    • Alternative hypothesis: the allele frequency in the cases and in the controls is different (the SNP is correlated with the disease).
  • Intuitively, we want to ask how likely is the null hypothesis.
how does it work
How does it work?
  • For every SNP we can construct a contingency table:
  • From the table we construct a statistic .
  • The likelihood that under the null hypothesis we get T or a bigger number is a p-value.
example
Example:
  • For every SNP we can construct a contingency table:

T = 0.02.

The p-value is 0.8875 (88% chance of getting T > 0.02)

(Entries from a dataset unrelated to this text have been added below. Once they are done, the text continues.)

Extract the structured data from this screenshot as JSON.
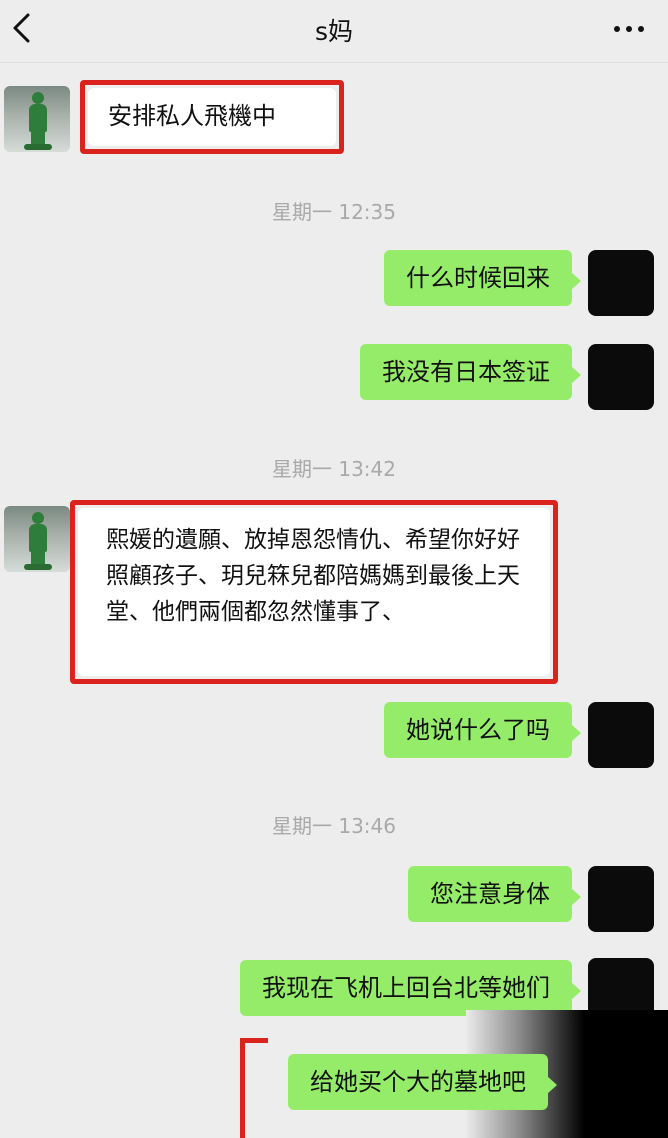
{
  "header": {
    "back_icon": "chevron-left-icon",
    "title": "s妈",
    "more_icon": "more-dots-icon"
  },
  "messages": [
    {
      "side": "in",
      "text": "安排私人飛機中",
      "highlighted": true
    },
    {
      "side": "out",
      "text": "什么时候回来"
    },
    {
      "side": "out",
      "text": "我没有日本签证"
    },
    {
      "side": "in",
      "text": "熙媛的遺願、放掉恩怨情仇、希望你好好照顧孩子、玥兒箖兒都陪媽媽到最後上天堂、他們兩個都忽然懂事了、",
      "highlighted": true
    },
    {
      "side": "out",
      "text": "她说什么了吗"
    },
    {
      "side": "out",
      "text": "您注意身体"
    },
    {
      "side": "out",
      "text": "我现在飞机上回台北等她们"
    },
    {
      "side": "out",
      "text": "给她买个大的墓地吧",
      "highlighted": true
    }
  ],
  "timestamps": [
    "星期一 12:35",
    "星期一 13:42",
    "星期一 13:46"
  ],
  "colors": {
    "background": "#ededed",
    "outgoing_bubble": "#95ec69",
    "incoming_bubble": "#ffffff",
    "highlight_border": "#d9231c",
    "timestamp_text": "#a9a9a9"
  }
}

example23
Example:
  • For every SNP we can construct a contingency table:

T = 11.11

The p-value is low = 0.001 = 10-3

example24
Example:
  • For every SNP we can construct a contingency table:

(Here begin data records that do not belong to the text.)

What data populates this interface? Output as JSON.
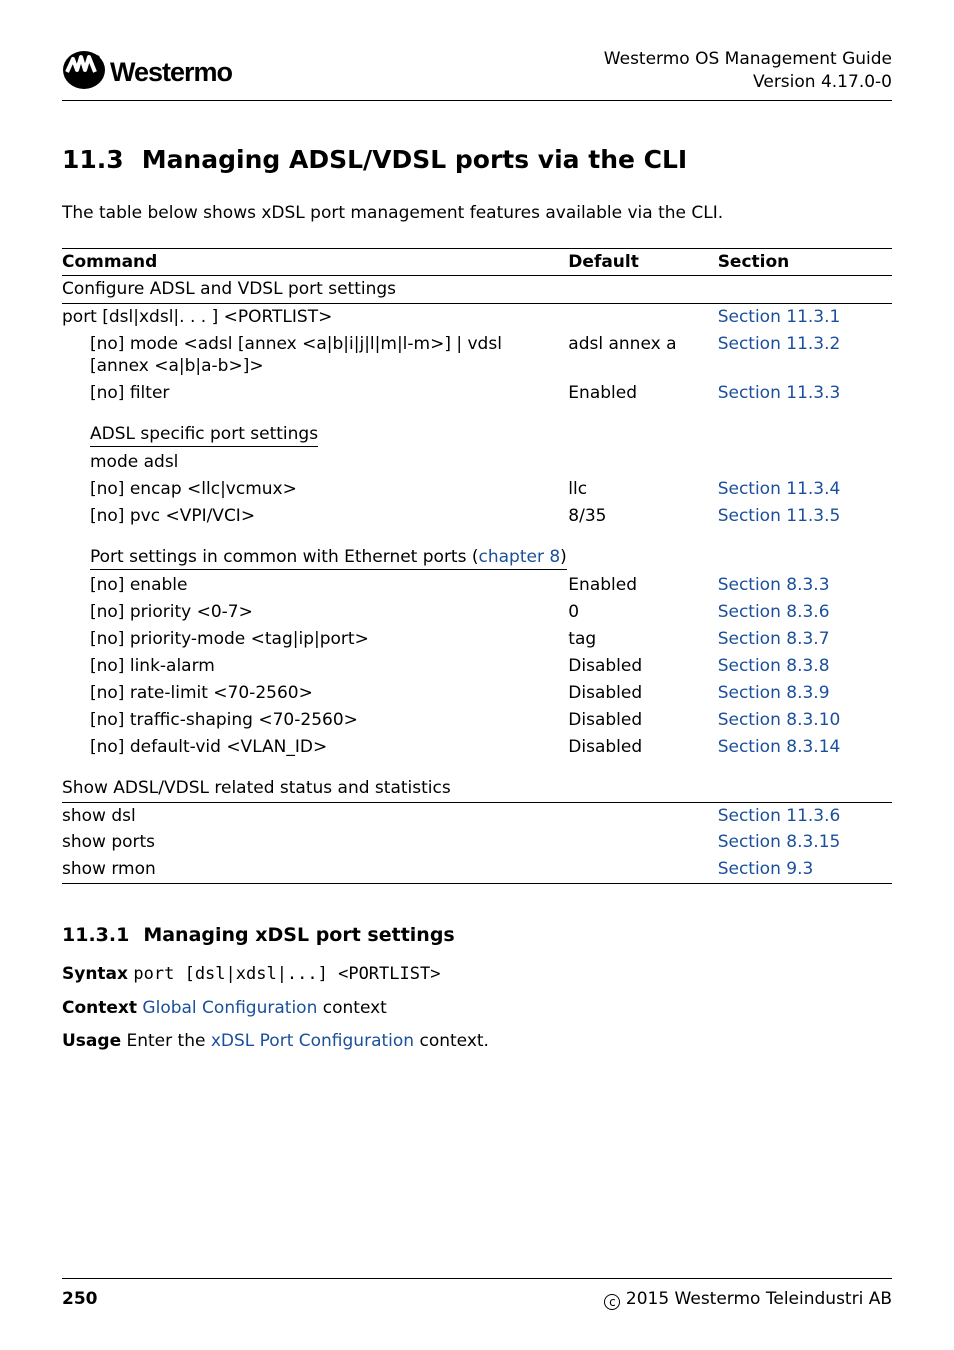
{
  "header": {
    "guide": "Westermo OS Management Guide",
    "version": "Version 4.17.0-0",
    "logo_brand": "Westermo"
  },
  "section": {
    "number": "11.3",
    "title": "Managing ADSL/VDSL ports via the CLI",
    "intro": "The table below shows xDSL port management features available via the CLI."
  },
  "table": {
    "head": {
      "c1": "Command",
      "c2": "Default",
      "c3": "Section"
    },
    "group1_label": "Configure ADSL and VDSL port settings",
    "rows1": [
      {
        "cmd": "port [dsl|xdsl|. . . ] <PORTLIST>",
        "def": "",
        "sec": "Section 11.3.1",
        "indent": 0
      },
      {
        "cmd": "[no] mode <adsl [annex <a|b|i|j|l|m|l-m>] | vdsl [annex <a|b|a-b>]>",
        "def": "adsl annex a",
        "sec": "Section 11.3.2",
        "indent": 1
      },
      {
        "cmd": "[no] filter",
        "def": "Enabled",
        "sec": "Section 11.3.3",
        "indent": 1
      }
    ],
    "group2_label": "ADSL specific port settings",
    "rows2": [
      {
        "cmd": "mode adsl",
        "def": "",
        "sec": "",
        "indent": 1
      },
      {
        "cmd": "[no] encap <llc|vcmux>",
        "def": "llc",
        "sec": "Section 11.3.4",
        "indent": 1
      },
      {
        "cmd": "[no] pvc <VPI/VCI>",
        "def": "8/35",
        "sec": "Section 11.3.5",
        "indent": 1
      }
    ],
    "group3_pre": "Port settings in common with Ethernet ports (",
    "group3_link": "chapter 8",
    "group3_post": ")",
    "rows3": [
      {
        "cmd": "[no] enable",
        "def": "Enabled",
        "sec": "Section 8.3.3",
        "indent": 1
      },
      {
        "cmd": "[no] priority <0-7>",
        "def": "0",
        "sec": "Section 8.3.6",
        "indent": 1
      },
      {
        "cmd": "[no] priority-mode <tag|ip|port>",
        "def": "tag",
        "sec": "Section 8.3.7",
        "indent": 1
      },
      {
        "cmd": "[no] link-alarm",
        "def": "Disabled",
        "sec": "Section 8.3.8",
        "indent": 1
      },
      {
        "cmd": "[no] rate-limit <70-2560>",
        "def": "Disabled",
        "sec": "Section 8.3.9",
        "indent": 1
      },
      {
        "cmd": "[no] traffic-shaping <70-2560>",
        "def": "Disabled",
        "sec": "Section 8.3.10",
        "indent": 1
      },
      {
        "cmd": "[no] default-vid <VLAN_ID>",
        "def": "Disabled",
        "sec": "Section 8.3.14",
        "indent": 1
      }
    ],
    "group4_label": "Show ADSL/VDSL related status and statistics",
    "rows4": [
      {
        "cmd": "show dsl",
        "def": "",
        "sec": "Section 11.3.6",
        "indent": 0
      },
      {
        "cmd": "show ports",
        "def": "",
        "sec": "Section 8.3.15",
        "indent": 0
      },
      {
        "cmd": "show rmon",
        "def": "",
        "sec": "Section 9.3",
        "indent": 0
      }
    ]
  },
  "subsection": {
    "number": "11.3.1",
    "title": "Managing xDSL port settings",
    "syntax_label": "Syntax",
    "syntax_value": "port [dsl|xdsl|...] <PORTLIST>",
    "context_label": "Context",
    "context_link": "Global Configuration",
    "context_post": " context",
    "usage_label": "Usage",
    "usage_pre": "Enter the ",
    "usage_link": "xDSL Port Configuration",
    "usage_post": " context."
  },
  "footer": {
    "page": "250",
    "copy_text": " 2015 Westermo Teleindustri AB"
  }
}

T = 83.33

The p-value is extremely low = 10-19

challenge 1 corrections of multiple testing
Challenge 1: Corrections of multiple testing
  • In a typical Genome-Wide Association Study (GWAS), we test millions of SNPs.
  • If we set the p-value threshold for each test to be 0.05, by chance we will “find” about 5% of the SNPs to be associated with the disease.
  • This needs to be corrected. Different statistical methods are used.
challenge 2 correcting genotyping errors
Challenge 2: Correcting genotyping errors
  • How can we detect genotyping errors?
    • Hardy-Weinberg Equilibrium
    • If we have Mother-father-child trios we can check Mendelian consistency.